REQUIREMENT: The required lines are those that contain "Business"; pull them out of the data and copy them.

DATASET RECORDS:
····················

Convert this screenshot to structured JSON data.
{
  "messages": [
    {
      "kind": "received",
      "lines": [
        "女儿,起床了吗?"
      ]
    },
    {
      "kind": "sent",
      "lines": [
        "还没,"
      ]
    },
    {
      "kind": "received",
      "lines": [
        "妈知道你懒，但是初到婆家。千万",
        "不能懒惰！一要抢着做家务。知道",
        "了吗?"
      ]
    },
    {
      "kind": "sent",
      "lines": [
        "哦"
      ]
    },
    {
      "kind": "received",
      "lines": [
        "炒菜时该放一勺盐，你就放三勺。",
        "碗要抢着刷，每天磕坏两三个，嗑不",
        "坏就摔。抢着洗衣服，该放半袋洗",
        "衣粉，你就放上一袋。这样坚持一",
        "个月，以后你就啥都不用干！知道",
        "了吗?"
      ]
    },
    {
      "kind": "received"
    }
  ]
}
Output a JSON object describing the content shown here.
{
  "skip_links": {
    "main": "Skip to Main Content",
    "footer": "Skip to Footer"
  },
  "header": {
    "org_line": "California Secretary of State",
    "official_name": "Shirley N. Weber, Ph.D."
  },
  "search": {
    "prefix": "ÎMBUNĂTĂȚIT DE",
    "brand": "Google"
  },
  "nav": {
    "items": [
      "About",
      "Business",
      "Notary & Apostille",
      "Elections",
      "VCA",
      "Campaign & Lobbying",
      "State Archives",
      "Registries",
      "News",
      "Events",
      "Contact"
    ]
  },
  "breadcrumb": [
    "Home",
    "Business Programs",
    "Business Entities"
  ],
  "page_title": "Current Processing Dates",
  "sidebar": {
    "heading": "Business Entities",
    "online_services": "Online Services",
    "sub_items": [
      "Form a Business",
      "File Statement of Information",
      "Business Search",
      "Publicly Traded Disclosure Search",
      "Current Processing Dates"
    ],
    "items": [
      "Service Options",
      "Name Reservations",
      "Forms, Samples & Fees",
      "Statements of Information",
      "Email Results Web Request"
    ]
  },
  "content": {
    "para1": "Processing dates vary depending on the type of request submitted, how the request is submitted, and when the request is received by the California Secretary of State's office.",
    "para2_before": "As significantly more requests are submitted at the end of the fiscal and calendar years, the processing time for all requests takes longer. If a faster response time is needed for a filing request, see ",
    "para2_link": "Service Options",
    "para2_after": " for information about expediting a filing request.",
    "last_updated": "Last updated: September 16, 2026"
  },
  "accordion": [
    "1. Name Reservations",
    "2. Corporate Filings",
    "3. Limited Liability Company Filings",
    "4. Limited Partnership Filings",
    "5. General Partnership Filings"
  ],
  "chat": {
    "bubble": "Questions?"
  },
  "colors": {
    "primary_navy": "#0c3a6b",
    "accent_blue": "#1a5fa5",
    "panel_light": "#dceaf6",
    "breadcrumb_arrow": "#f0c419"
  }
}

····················

TASK RESULT:
      "Business",
    "Business Programs",
    "Business Entities"
    "heading": "Business Entities",
      "Form a Business",
      "Business Search",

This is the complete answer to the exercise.